But what if you (or your client) doesn’t do the visual approach at all? Well the most popular alternative is the straightforward written script. This is a much more word focussed approach – think Tolstoy or Dickens rather than Picasso or Monet. This approach is favoured by some clients because it keeps more obviously to the message – which is often more simply conveyed in words than images. Images are interpretations and these can be subjective.
These script storyboards are usually developed in a word processor and they therefore get the benefit of all that fancy review and mark-up functionality that exists in a product like Word. As they are purposely light on imagery and layout these scripts will often contain lots of ‘described interactions’ (the instructional designer describing a learning interaction rather than actually visualising it).
Some clients do seem to feel more comfortable with this script based approach but transforming the script into an engaging visual e-learning experience can be a real challenge – there simply isn’t enough visualisation done to make the job of the designer and developer straightforward. Usually they need considerably more input at the briefing stage.
No-Storyboard at All
Finally we have the ‘no storyboard’ approach. How does this work? Well it’s hard to describe but it requires a degree of collaboration and insight that aren’t quite so important using the conventional approaches. The concept behind the no-storyboard or rapid prototype approach is that all clients really want to see is the final thing – and if we can show them what that looks like really early on then we can dispense with storyboards altogether.
This is a good concept but it has some problems. We still need some way to capture all the content, and the designers and developers still need input from the instructional designer so in practice there is often still a rudimentary storyboard – it’s just that it’s not seen or reviewed by the client but becomes an internal design document only.
This approach actually works for me – I’m a big fan of building something quickly and showing the client quickly (warts and all) but it can be tough to implement in a conventional production environment – things are continually oscillating between the instructional designer and the build team and this can seriously mess-up the project schedule. However time lost at this prototyping stage is usually regained again at client review. Usually the client is much more satisfied with the end product earlier in the development cycle and there are therefore less costly changes towards the end of the build.
Which Approach is Best?
So which approach works best? Well there are of course strengths and weaknesses for all three but here is a guide to help:
Use a visual storyboard when:
- The client gets visuals
- You are using a rapid development tool
- You need to work quickly
- You are planning lots of learning interactions
- You are developing a new course template
Use a script storyboard when:
- The client is precious about the words the SME has provided

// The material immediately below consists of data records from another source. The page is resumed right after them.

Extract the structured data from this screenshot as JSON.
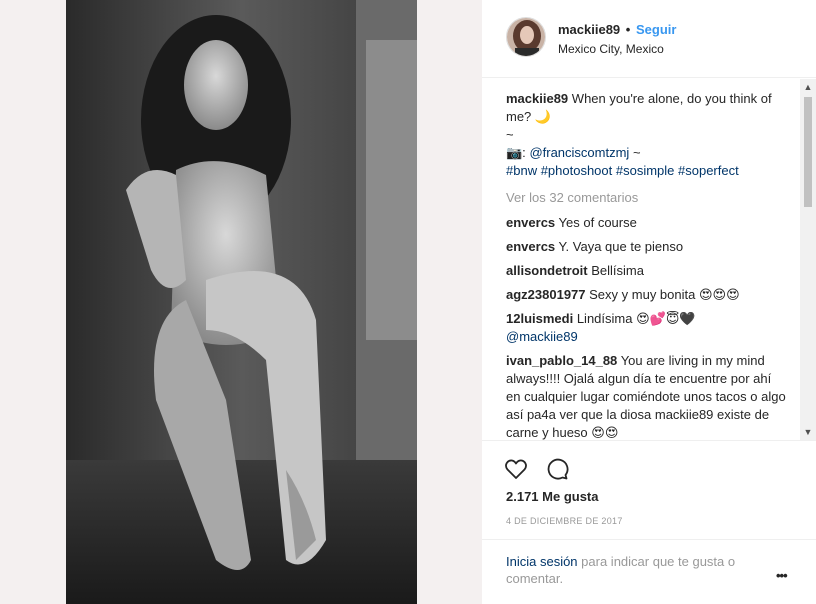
{
  "post": {
    "username": "mackiie89",
    "separator": "•",
    "follow_label": "Seguir",
    "location": "Mexico City, Mexico"
  },
  "caption": {
    "username": "mackiie89",
    "text": "When you're alone, do you think of me? 🌙",
    "tilde": "~",
    "camera": "📷:",
    "photographer": "@franciscomtzmj",
    "tilde2": "~",
    "hashtags": "#bnw #photoshoot #sosimple #soperfect"
  },
  "view_comments_label": "Ver los 32 comentarios",
  "comments": [
    {
      "user": "envercs",
      "text": "Yes of course"
    },
    {
      "user": "envercs",
      "text": "Y. Vaya que te pienso"
    },
    {
      "user": "allisondetroit",
      "text": "Bellísima"
    },
    {
      "user": "agz23801977",
      "text": "Sexy y muy bonita 😍😍😍"
    },
    {
      "user": "12luismedi",
      "text": "Lindísima 😍💕😇🖤",
      "mention": "@mackiie89"
    },
    {
      "user": "ivan_pablo_14_88",
      "text": "You are living in my mind always!!!! Ojalá algun día te encuentre por ahí en cualquier lugar comiéndote unos tacos o algo así pa4a ver que la diosa mackiie89 existe de carne y hueso 😍😍"
    }
  ],
  "likes": "2.171 Me gusta",
  "date": "4 DE DICIEMBRE DE 2017",
  "login": {
    "link": "Inicia sesión",
    "text": "para indicar que te gusta o comentar."
  },
  "options_label": "•••",
  "scroll": {
    "up": "▲",
    "down": "▼",
    "position": 0
  }
}
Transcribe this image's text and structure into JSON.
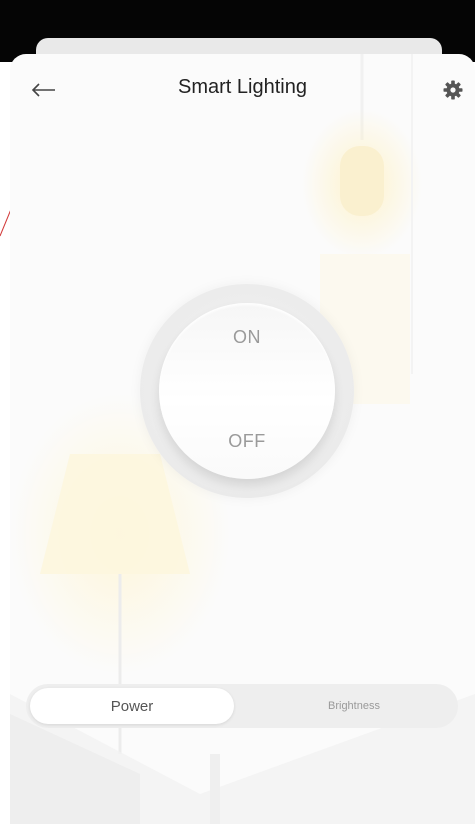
{
  "header": {
    "title": "Smart Lighting",
    "back_icon": "arrow-left-icon",
    "settings_icon": "gear-icon"
  },
  "power_switch": {
    "on_label": "ON",
    "off_label": "OFF"
  },
  "tabs": [
    {
      "label": "Power",
      "selected": true
    },
    {
      "label": "Brightness",
      "selected": false
    }
  ],
  "colors": {
    "status_bar": "#050505",
    "background": "#fbfbfb",
    "lamp_glow": "#fff3c4",
    "text": "#222222",
    "muted_text": "#9a9a9a"
  }
}
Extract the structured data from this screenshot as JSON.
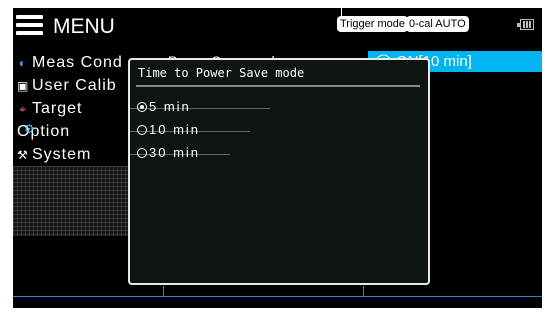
{
  "header": {
    "title": "MENU",
    "menu_icon": "hamburger-menu-icon",
    "trigger_chip": "Trigger mode",
    "zerocal_chip": "0-cal AUTO",
    "battery_icon": "battery-icon"
  },
  "menu": {
    "items": [
      {
        "label": "Meas Cond",
        "icon": "meas-icon"
      },
      {
        "label": "User Calib",
        "icon": "user-calib-icon"
      },
      {
        "label": "Target",
        "icon": "target-icon"
      },
      {
        "label": "Option",
        "icon": "option-gear-icon"
      },
      {
        "label": "System",
        "icon": "system-tools-icon"
      }
    ]
  },
  "background_panel": {
    "selected_item_label": "Power Save mode",
    "selected_value": "ON[10 min]"
  },
  "popup": {
    "title": "Time to Power Save mode",
    "options": [
      {
        "label": "5 min",
        "checked": true
      },
      {
        "label": "10 min",
        "checked": false
      },
      {
        "label": "30 min",
        "checked": false
      }
    ]
  },
  "colors": {
    "accent_cyan": "#00b4f0",
    "background": "#000000",
    "popup_border": "#e8e8e8"
  }
}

- When proofing the message and the text is critical (e.g. for regulatory purposes)
- When you are working with a law firm (seriously)

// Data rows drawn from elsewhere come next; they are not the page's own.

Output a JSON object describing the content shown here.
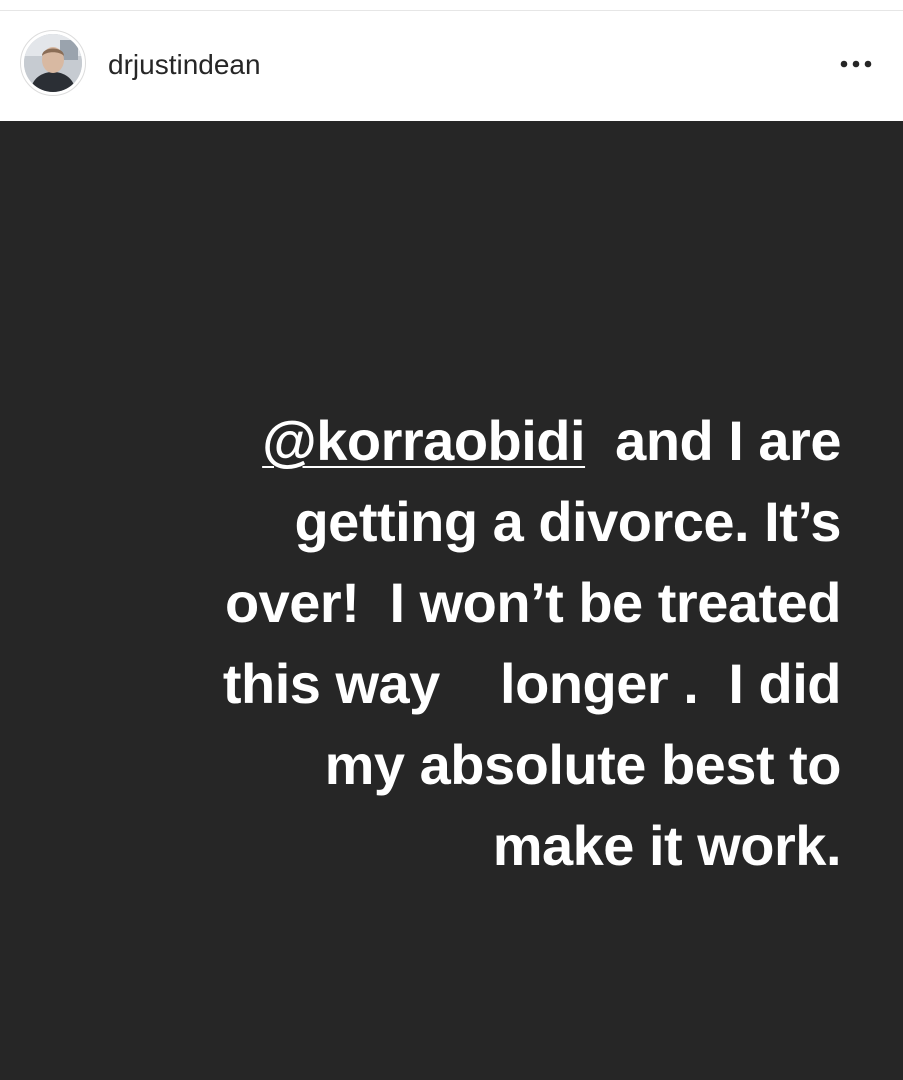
{
  "post": {
    "username": "drjustindean",
    "more_label": "•••"
  },
  "story": {
    "mention": "@korraobidi",
    "lines": [
      "  and I are",
      "getting a divorce. It’s",
      "over!  I won’t be treated",
      "this way    longer .  I did",
      "my absolute best to",
      "make it work."
    ]
  },
  "colors": {
    "story_background": "#262626",
    "text": "#ffffff",
    "username": "#262626"
  },
  "icons": {
    "avatar": "profile-photo",
    "more": "more-options-icon"
  }
}
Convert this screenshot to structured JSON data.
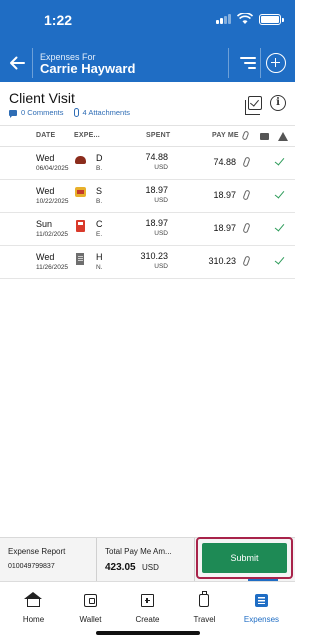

- You are simply working to a pre-defined course template
Use no storyboard when:
- The client is completely naive when it comes to e-learning

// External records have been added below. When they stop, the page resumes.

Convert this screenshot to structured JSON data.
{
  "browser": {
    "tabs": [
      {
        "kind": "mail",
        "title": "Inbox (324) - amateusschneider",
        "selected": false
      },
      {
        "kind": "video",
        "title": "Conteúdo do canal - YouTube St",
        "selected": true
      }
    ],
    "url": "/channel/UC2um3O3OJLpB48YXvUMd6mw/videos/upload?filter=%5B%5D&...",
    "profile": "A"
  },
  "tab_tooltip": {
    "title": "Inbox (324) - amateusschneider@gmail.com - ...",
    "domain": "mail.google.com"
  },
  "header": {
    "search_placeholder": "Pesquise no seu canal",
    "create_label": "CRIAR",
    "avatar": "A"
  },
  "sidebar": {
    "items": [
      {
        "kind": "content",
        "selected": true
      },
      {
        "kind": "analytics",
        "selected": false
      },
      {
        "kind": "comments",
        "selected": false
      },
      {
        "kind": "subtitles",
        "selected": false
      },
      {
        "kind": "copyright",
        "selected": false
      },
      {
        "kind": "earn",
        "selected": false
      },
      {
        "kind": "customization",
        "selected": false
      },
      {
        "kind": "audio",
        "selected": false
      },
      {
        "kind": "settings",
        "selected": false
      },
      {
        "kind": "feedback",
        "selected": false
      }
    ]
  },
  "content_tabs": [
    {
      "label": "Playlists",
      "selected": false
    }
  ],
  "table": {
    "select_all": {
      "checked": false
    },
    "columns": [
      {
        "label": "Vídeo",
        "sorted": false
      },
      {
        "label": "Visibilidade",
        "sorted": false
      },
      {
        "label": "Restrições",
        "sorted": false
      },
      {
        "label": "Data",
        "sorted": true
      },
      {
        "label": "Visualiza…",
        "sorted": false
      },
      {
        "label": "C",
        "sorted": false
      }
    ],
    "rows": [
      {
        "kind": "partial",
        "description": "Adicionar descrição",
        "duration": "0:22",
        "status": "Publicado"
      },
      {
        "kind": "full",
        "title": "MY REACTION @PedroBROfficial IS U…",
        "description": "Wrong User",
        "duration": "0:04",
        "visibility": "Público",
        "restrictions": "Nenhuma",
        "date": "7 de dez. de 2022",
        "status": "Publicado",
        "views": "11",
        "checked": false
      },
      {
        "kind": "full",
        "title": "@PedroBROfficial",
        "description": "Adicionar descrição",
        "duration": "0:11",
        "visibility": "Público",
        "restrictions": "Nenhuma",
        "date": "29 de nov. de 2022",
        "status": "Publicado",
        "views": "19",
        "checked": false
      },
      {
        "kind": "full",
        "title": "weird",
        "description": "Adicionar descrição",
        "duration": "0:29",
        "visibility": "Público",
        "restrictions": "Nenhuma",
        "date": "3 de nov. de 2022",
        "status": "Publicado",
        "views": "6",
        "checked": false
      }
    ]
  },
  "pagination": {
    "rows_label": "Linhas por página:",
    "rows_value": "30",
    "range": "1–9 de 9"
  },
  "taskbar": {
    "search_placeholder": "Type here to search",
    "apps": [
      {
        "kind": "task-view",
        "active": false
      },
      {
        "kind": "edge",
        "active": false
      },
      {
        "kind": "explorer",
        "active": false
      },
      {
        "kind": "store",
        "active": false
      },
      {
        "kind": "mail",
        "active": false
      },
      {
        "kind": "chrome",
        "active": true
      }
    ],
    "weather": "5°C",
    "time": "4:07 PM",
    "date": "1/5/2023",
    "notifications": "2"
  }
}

- When you are attempting something unconventional such as a game or complex scenario
- You are experimenting with your design and development team (trying new learning interactions or a new player for example).
Clearly as instructional designers we all have our favoured way of working but it’s also critical that we work in a way that is transparent for both the customer, the SME and the development team.
It’s important to recognise that the storyboard is only a representation of the final product. Early on it may look a bit rubbish but as the team works towards the final goal it will crystallise the thinking and the design. Imagine the storyboard as the rough underpainting of that final masterpiece. One day our storyboards may even become valuable in their own right!
What works best for you? Are you a no-storyboard fan or would life be hell without it?
In the spirit of Christmas, I’ve attached a Visual Storyboard Template for you to use/modify as appropriate.